Utilize your cover letter to elaborate on the bullet points you mentioned in your resume. Create a specific narrative to detail your experience. Use words including "managed," "negotiated," "trained," and "launched," to showcase your skills and assets. Leave out the over-used phrases like "team player," and "hard worker," as they mean nothing if you don't provide the results to back them up. Focus on business goals that you achieved before and which roles you played on teams in the past.
Cover Key Requirements
Look at the job description for clues. You want to tailor your resume and cover letter to match your qualifications and experience with what they are seeking. What kind of skills can you bring to the table? How does your previous experience make you an excellent candidate for this job?
Highlight your Transferrable Skills
Don't undersell yourself if your experience doesn't completely hit the mark. Instead, focus on your transferable skills including active listening, problem-solving, conflict resolution, leadership, and time management skills. There is a great chance that many of the responsibilities and tasks you completed in your last job can be translated to the job you are applying for.
Quantify your Achievements
Deliver the details regarding how large of a team you have managed, what kind of project and its' scale have you completed, how much money have you saved an organization, etc. Offer the details to prove that you can deliver results.
Additional things to Consider
There are always some final touches you don't want to forget when formatting your resume and cover letter. Ensure both documents complement one another with matching fonts and identical layouts.

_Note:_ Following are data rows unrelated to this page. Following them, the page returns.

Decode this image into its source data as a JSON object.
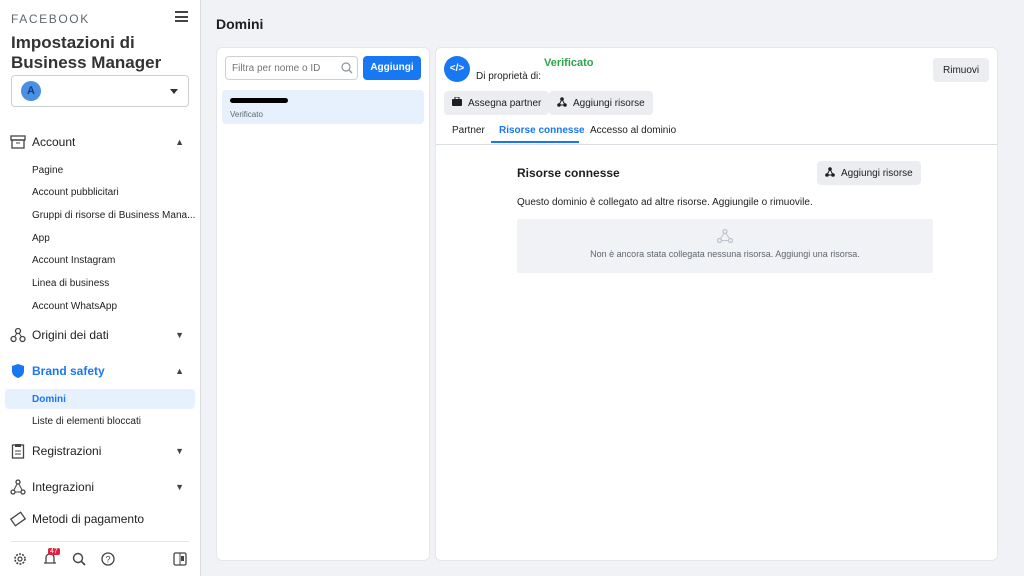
{
  "sidebar": {
    "brand": "FACEBOOK",
    "title": "Impostazioni di Business Manager",
    "account_initial": "A",
    "sections": {
      "account": "Account",
      "origini": "Origini dei dati",
      "brand_safety": "Brand safety",
      "registrazioni": "Registrazioni",
      "integrazioni": "Integrazioni",
      "pagamento": "Metodi di pagamento"
    },
    "account_items": [
      "Pagine",
      "Account pubblicitari",
      "Gruppi di risorse di Business Mana...",
      "App",
      "Account Instagram",
      "Linea di business",
      "Account WhatsApp"
    ],
    "brand_items": [
      "Domini",
      "Liste di elementi bloccati"
    ],
    "notification_count": "47"
  },
  "page": {
    "title": "Domini"
  },
  "list": {
    "search_placeholder": "Filtra per nome o ID",
    "add_label": "Aggiungi",
    "items": [
      {
        "status": "Verificato"
      }
    ]
  },
  "detail": {
    "status": "Verificato",
    "owner_label": "Di proprietà di:",
    "remove_label": "Rimuovi",
    "assign_partner": "Assegna partner",
    "add_resources": "Aggiungi risorse",
    "tabs": [
      "Partner",
      "Risorse connesse",
      "Accesso al dominio"
    ],
    "active_tab": "Risorse connesse",
    "section_title": "Risorse connesse",
    "section_add": "Aggiungi risorse",
    "description": "Questo dominio è collegato ad altre risorse. Aggiungile o rimuovile.",
    "empty": "Non è ancora stata collegata nessuna risorsa. Aggiungi una risorsa."
  },
  "colors": {
    "accent": "#1877f2",
    "verified": "#31a24c",
    "badge": "#e41e3f"
  }
}
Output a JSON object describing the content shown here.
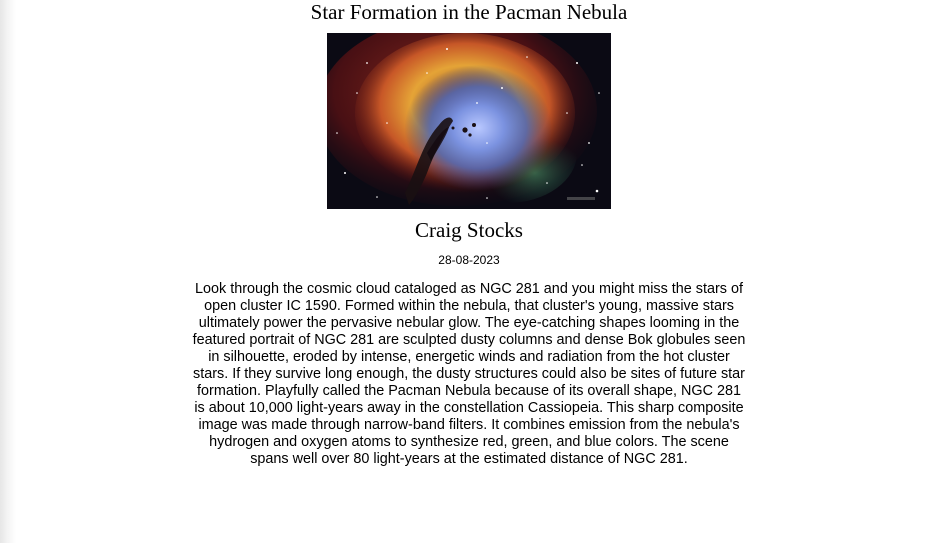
{
  "title": "Star Formation in the Pacman Nebula",
  "image": {
    "subject": "NGC 281 nebula"
  },
  "author": "Craig Stocks",
  "date": "28-08-2023",
  "explanation": "Look through the cosmic cloud cataloged as NGC 281 and you might miss the stars of open cluster IC 1590. Formed within the nebula, that cluster's young, massive stars ultimately power the pervasive nebular glow. The eye-catching shapes looming in the featured portrait of NGC 281 are sculpted dusty columns and dense Bok globules seen in silhouette, eroded by intense, energetic winds and radiation from the hot cluster stars. If they survive long enough, the dusty structures could also be sites of future star formation. Playfully called the Pacman Nebula because of its overall shape, NGC 281 is about 10,000 light-years away in the constellation Cassiopeia. This sharp composite image was made through narrow-band filters. It combines emission from the nebula's hydrogen and oxygen atoms to synthesize red, green, and blue colors. The scene spans well over 80 light-years at the estimated distance of NGC 281."
}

There are many free templates available online if you feel stuck or are seeking an upgrade to the standard format you have relied on up until now.
Take the time to find out the hiring manager’s name and address your cover letter accordingly. Avoid the standard "To Whom It May Concern," and opt to personalize your correspondence instead. This also proves that you took the time to do your research. If you cannot clearly determine the hiring manager's name from a website, etc., consider calling the human resources department to find the appropriate person.
Spelling and grammar are exceedingly vital regardless of which job you are applying for. Take the time to use spellcheck or Grammarly and have a family member or friend proofread for you to ensure that you are on point.
Lastly, remember that recruiters are only going to spend roughly 6 seconds reviewing the resume. Delete unnecessary words and be concise. Stick to one page for your cover letter and your resume.